Dana White, And Joe Silva Owed No Apologies.

Ken FossAnalyst IJanuary 16, 2010

LONDON - JANUARY 17:  (UK TABLOID NEWSPAPERS OUT) UFC president Dana White attends the 'Octagon' private view at Hamilton's Gallery January 17, 2007 in London, England.  The exhibition showcases work by photographer Kevin Lynch documenting the world of Ultimate Fighter Championship (UFC) events.  (Photo by Claire Greenway/Getty Images)
Claire Greenway/Getty Images

Yesterday esteemed B/R writer E. Spencer Kyte made an impassioned argument that the UFC fan has become so “spoiled” by it's recent success that it hasn't been able to appreciate the "quality" of their last four cards.

While I respect the hell out of Mr. Kyte, he comes off like a complete twit and I feel compelled to take him to the woodshed. Which equally irradiates me as I had an article about Megumi Fujii I would much rather be typing right now.

The UFC has cornered the market on the best fighters in the world. They have put on some of the best cards of the last 10 years, and have showcased some of the greatest champions the sport has ever (and likely ever will be) seen.

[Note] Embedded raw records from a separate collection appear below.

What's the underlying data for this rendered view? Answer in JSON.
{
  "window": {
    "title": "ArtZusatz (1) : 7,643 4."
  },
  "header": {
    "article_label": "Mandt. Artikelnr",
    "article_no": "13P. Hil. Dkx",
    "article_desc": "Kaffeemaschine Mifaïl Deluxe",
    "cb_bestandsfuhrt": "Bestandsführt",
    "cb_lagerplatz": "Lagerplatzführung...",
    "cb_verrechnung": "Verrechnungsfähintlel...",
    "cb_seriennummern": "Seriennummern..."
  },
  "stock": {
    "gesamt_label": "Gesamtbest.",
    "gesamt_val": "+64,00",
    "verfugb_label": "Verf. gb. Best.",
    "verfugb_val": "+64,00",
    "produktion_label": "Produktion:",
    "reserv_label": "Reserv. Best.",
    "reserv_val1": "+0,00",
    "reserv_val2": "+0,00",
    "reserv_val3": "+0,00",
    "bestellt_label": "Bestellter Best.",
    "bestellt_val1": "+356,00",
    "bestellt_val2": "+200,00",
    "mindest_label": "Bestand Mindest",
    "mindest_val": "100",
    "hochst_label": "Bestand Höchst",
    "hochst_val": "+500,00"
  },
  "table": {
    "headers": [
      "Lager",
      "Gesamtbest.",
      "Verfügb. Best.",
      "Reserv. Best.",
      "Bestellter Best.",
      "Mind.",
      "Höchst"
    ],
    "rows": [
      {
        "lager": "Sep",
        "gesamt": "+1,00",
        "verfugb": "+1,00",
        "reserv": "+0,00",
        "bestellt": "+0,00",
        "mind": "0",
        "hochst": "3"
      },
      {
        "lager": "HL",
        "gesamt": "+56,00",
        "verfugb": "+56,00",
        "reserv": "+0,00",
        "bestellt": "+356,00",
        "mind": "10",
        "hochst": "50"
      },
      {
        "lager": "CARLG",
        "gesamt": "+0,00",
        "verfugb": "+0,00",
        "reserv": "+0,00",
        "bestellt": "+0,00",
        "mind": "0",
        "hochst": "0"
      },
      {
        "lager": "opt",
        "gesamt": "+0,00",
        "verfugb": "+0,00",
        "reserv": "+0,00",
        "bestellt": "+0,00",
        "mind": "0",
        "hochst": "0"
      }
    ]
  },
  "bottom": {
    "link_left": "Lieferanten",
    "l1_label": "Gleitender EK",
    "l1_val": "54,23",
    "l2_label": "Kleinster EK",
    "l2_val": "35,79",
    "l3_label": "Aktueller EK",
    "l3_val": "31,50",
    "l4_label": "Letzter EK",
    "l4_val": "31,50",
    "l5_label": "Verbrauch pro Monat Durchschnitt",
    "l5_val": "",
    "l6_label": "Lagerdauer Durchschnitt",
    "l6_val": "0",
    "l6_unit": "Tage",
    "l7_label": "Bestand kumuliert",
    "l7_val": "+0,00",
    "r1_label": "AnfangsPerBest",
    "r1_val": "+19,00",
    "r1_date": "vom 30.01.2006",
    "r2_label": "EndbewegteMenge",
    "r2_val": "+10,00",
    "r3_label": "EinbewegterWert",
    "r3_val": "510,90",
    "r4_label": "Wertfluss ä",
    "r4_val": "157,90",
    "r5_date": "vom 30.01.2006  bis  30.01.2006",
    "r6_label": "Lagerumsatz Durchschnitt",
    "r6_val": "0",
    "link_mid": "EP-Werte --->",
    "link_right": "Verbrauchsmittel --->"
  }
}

As such they have built a high level of expectation among the fans of the sport. With a stable of bankable stars like Brock Lesnar, Georges St. Pierre, BJ Penn, Quentin “Rampage” Jackson, Lyoto Machida, Randy Couture, etc. etc. etc.

If you sense a but coming on here it is.

Dana White runs a business. And fundamentally you just have to do one thing to be successful. Make your customers happy.

Your customers expect high quality MMA. They pay between 49.99 and 54.99 every event to see it. This is what they expect.

For right or wrong this is the bar they've set for themselves, with events like UFC 100. Fans expect not just star power, but compelling matchups. Things that make them excited to hand money to you.

That's not an unreasonable thing to ask a promotion as successful as the UFC.

Rather than do this however, the UFC have turned out some of the worst cards top-to-bottom on paper in the ZUFFA era. Fans have understandable not turned out with the same ferocity, and PPV buys are hovering just above the toilet.

While we can argue for weeks about what makes a great fight card. What E. Spencer Kyte's piece is really saying is this.

It's your fault, your to blame because your not as esoteric as he is. You shouldn't expect what the UFC has given you over the past 10 years. That was too good and you need to mitigate your expectations.

To tell that to a consumer is frankly like farting in church.

Dana White (having more sense then to infuriate the fans) says it's the media's fault for not covering the events.

As a member of the media we cover what will get us exposure. If you put on a crappy card, It's not going to generate buzz, no buzz no reads. We're not a charity.

I say it's the UFC's fault because ultimately they're the ones charging a full dollar for 25 cent cards, good excuses or not.

While ESK would probably counter with the always fashionable injury card.

We all may point fingers at each other, but at the end of the day, you don't start pointing fingers at all unless something is terribly wrong.

And that's the real story. Can the UFC provide compelling matchups more that one card out of ten going into the future? The market is flush with good promotions, and talent is thinner then ever.

This is above all else a what have you done for me lately society. And sorry Dana, even the UFC isn't immune.